- **Prompt**
Each record below must be returned exactly as shown.

- **Dataset entries**
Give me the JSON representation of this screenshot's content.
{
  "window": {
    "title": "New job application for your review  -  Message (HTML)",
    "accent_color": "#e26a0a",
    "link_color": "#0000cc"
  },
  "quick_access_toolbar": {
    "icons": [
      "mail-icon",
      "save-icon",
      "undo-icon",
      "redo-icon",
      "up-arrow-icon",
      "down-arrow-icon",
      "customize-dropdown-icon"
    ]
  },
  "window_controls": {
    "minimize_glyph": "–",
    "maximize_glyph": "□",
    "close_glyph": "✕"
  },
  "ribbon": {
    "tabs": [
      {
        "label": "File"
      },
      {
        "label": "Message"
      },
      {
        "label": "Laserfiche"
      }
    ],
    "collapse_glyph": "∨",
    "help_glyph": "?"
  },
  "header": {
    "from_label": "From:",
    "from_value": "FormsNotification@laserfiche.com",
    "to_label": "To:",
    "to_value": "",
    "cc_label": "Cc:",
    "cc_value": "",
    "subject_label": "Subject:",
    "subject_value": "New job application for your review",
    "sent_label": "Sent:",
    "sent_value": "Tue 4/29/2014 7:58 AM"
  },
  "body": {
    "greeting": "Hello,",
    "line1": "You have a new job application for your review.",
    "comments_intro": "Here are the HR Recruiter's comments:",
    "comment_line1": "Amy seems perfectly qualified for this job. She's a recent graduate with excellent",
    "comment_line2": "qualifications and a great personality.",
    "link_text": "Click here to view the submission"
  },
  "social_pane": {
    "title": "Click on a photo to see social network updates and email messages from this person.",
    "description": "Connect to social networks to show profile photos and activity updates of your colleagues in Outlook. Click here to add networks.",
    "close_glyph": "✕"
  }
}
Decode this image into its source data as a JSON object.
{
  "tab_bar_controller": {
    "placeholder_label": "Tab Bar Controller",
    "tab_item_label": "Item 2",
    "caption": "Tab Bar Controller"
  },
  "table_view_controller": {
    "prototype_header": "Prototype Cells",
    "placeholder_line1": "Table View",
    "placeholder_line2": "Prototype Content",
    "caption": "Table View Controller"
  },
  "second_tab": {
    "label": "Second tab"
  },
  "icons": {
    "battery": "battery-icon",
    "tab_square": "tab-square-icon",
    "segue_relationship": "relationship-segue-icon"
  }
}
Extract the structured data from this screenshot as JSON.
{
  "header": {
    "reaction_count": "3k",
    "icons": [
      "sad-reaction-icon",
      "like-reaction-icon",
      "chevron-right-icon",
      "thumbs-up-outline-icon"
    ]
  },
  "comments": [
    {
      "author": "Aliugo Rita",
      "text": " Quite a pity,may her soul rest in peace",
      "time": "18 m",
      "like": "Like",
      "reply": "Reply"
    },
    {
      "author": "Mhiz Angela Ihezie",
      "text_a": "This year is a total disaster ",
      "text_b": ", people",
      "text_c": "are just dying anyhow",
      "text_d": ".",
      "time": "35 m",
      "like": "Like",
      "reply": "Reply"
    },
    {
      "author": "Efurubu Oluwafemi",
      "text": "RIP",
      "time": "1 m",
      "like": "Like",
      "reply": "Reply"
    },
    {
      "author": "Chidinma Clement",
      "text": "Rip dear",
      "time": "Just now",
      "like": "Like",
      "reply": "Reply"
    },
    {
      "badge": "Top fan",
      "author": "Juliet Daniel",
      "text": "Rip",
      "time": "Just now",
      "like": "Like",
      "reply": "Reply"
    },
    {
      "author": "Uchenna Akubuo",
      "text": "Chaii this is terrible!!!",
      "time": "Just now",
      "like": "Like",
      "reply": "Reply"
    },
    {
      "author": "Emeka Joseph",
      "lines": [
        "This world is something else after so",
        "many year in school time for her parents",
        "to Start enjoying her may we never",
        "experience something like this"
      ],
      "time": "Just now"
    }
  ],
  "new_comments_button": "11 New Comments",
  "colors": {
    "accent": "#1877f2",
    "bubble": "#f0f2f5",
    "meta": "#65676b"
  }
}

- **Result**
Give me the JSON representation of this screenshot's content.
{
  "window": {
    "title": "New job application for your review  -  Message (HTML)",
    "accent_color": "#e26a0a",
    "link_color": "#0000cc"
  },
  "quick_access_toolbar": {
    "icons": [
      "mail-icon",
      "save-icon",
      "undo-icon",
      "redo-icon",
      "up-arrow-icon",
      "down-arrow-icon",
      "customize-dropdown-icon"
    ]
  },
  "window_controls": {
    "minimize_glyph": "–",
    "maximize_glyph": "□",
    "close_glyph": "✕"
  },
  "ribbon": {
    "tabs": [
      {
        "label": "File"
      },
      {
        "label": "Message"
      },
      {
        "label": "Laserfiche"
      }
    ],
    "collapse_glyph": "∨",
    "help_glyph": "?"
  },
  "header": {
    "from_label": "From:",
    "from_value": "FormsNotification@laserfiche.com",
    "to_label": "To:",
    "to_value": "",
    "cc_label": "Cc:",
    "cc_value": "",
    "subject_label": "Subject:",
    "subject_value": "New job application for your review",
    "sent_label": "Sent:",
    "sent_value": "Tue 4/29/2014 7:58 AM"
  },
  "body": {
    "greeting": "Hello,",
    "line1": "You have a new job application for your review.",
    "comments_intro": "Here are the HR Recruiter's comments:",
    "comment_line1": "Amy seems perfectly qualified for this job. She's a recent graduate with excellent",
    "comment_line2": "qualifications and a great personality.",
    "link_text": "Click here to view the submission"
  },
  "social_pane": {
    "title": "Click on a photo to see social network updates and email messages from this person.",
    "description": "Connect to social networks to show profile photos and activity updates of your colleagues in Outlook. Click here to add networks.",
    "close_glyph": "✕"
  }
}
Decode this image into its source data as a JSON object.
{
  "tab_bar_controller": {
    "placeholder_label": "Tab Bar Controller",
    "tab_item_label": "Item 2",
    "caption": "Tab Bar Controller"
  },
  "table_view_controller": {
    "prototype_header": "Prototype Cells",
    "placeholder_line1": "Table View",
    "placeholder_line2": "Prototype Content",
    "caption": "Table View Controller"
  },
  "second_tab": {
    "label": "Second tab"
  },
  "icons": {
    "battery": "battery-icon",
    "tab_square": "tab-square-icon",
    "segue_relationship": "relationship-segue-icon"
  }
}
Extract the structured data from this screenshot as JSON.
{
  "header": {
    "reaction_count": "3k",
    "icons": [
      "sad-reaction-icon",
      "like-reaction-icon",
      "chevron-right-icon",
      "thumbs-up-outline-icon"
    ]
  },
  "comments": [
    {
      "author": "Aliugo Rita",
      "text": " Quite a pity,may her soul rest in peace",
      "time": "18 m",
      "like": "Like",
      "reply": "Reply"
    },
    {
      "author": "Mhiz Angela Ihezie",
      "text_a": "This year is a total disaster ",
      "text_b": ", people",
      "text_c": "are just dying anyhow",
      "text_d": ".",
      "time": "35 m",
      "like": "Like",
      "reply": "Reply"
    },
    {
      "author": "Efurubu Oluwafemi",
      "text": "RIP",
      "time": "1 m",
      "like": "Like",
      "reply": "Reply"
    },
    {
      "author": "Chidinma Clement",
      "text": "Rip dear",
      "time": "Just now",
      "like": "Like",
      "reply": "Reply"
    },
    {
      "badge": "Top fan",
      "author": "Juliet Daniel",
      "text": "Rip",
      "time": "Just now",
      "like": "Like",
      "reply": "Reply"
    },
    {
      "author": "Uchenna Akubuo",
      "text": "Chaii this is terrible!!!",
      "time": "Just now",
      "like": "Like",
      "reply": "Reply"
    },
    {
      "author": "Emeka Joseph",
      "lines": [
        "This world is something else after so",
        "many year in school time for her parents",
        "to Start enjoying her may we never",
        "experience something like this"
      ],
      "time": "Just now"
    }
  ],
  "new_comments_button": "11 New Comments",
  "colors": {
    "accent": "#1877f2",
    "bubble": "#f0f2f5",
    "meta": "#65676b"
  }
}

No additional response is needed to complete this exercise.